§ ASSIGNED TASK:
In the material below, find every line with "Vouchers" and pull it out.

§ PROVIDED MATERIAL:
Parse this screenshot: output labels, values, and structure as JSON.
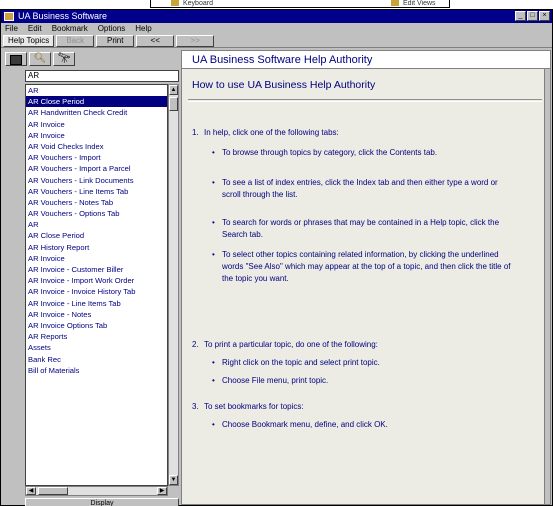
{
  "background": {
    "item1": "Keyboard",
    "item2": "Edit Views"
  },
  "window": {
    "title": "UA Business Software",
    "controls": [
      "_",
      "□",
      "×"
    ]
  },
  "menu": [
    "File",
    "Edit",
    "Bookmark",
    "Options",
    "Help"
  ],
  "toolbar": {
    "buttons": [
      {
        "label": "Help Topics",
        "enabled": true
      },
      {
        "label": "Back",
        "enabled": false
      },
      {
        "label": "Print",
        "enabled": true
      },
      {
        "label": "<<",
        "enabled": true
      },
      {
        "label": ">>",
        "enabled": false
      }
    ]
  },
  "left_pane": {
    "search_value": "AR",
    "topics": [
      "AR",
      "AR Close Period",
      "AR Handwritten Check Credit",
      "AR Invoice",
      "AR Invoice",
      "AR Void Checks Index",
      "AR Vouchers - Import",
      "AR Vouchers - Import a Parcel",
      "AR Vouchers - Link Documents",
      "AR Vouchers - Line Items Tab",
      "AR Vouchers - Notes Tab",
      "AR Vouchers - Options Tab",
      "AR",
      "AR Close Period",
      "AR History Report",
      "AR Invoice",
      "AR Invoice - Customer Biller",
      "AR Invoice - Import Work Order",
      "AR Invoice - Invoice History Tab",
      "AR Invoice - Line Items Tab",
      "AR Invoice - Notes",
      "AR Invoice Options Tab",
      "AR Reports",
      "Assets",
      "Bank Rec",
      "Bill of Materials"
    ],
    "selected_index": 1,
    "display_button": "Display"
  },
  "right_pane": {
    "header": "UA Business Software Help Authority",
    "heading": "How to use UA Business Help Authority",
    "steps": [
      {
        "num": "1.",
        "text": "In help, click one of the following tabs:",
        "bullets": [
          "To browse through topics by category, click the Contents tab.",
          "To see a list of index entries, click the Index tab and then either type a word or scroll through the list.",
          "To search for words or phrases that may be contained in a Help topic, click the Search tab.",
          "To select other topics containing related information, by clicking the underlined words \"See Also\" which may appear at the top of a topic, and then click the title of the topic you want."
        ]
      },
      {
        "num": "2.",
        "text": "To print a particular topic, do one of the following:",
        "bullets": [
          "Right click on the topic and select print topic.",
          "Choose File menu, print topic."
        ]
      },
      {
        "num": "3.",
        "text": "To set bookmarks for topics:",
        "bullets": [
          "Choose Bookmark menu, define, and click OK."
        ]
      }
    ]
  }
}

§ RESPONSE TO THIS EXERCISE:
      "AR Vouchers - Import",
      "AR Vouchers - Import a Parcel",
      "AR Vouchers - Link Documents",
      "AR Vouchers - Line Items Tab",
      "AR Vouchers - Notes Tab",
      "AR Vouchers - Options Tab",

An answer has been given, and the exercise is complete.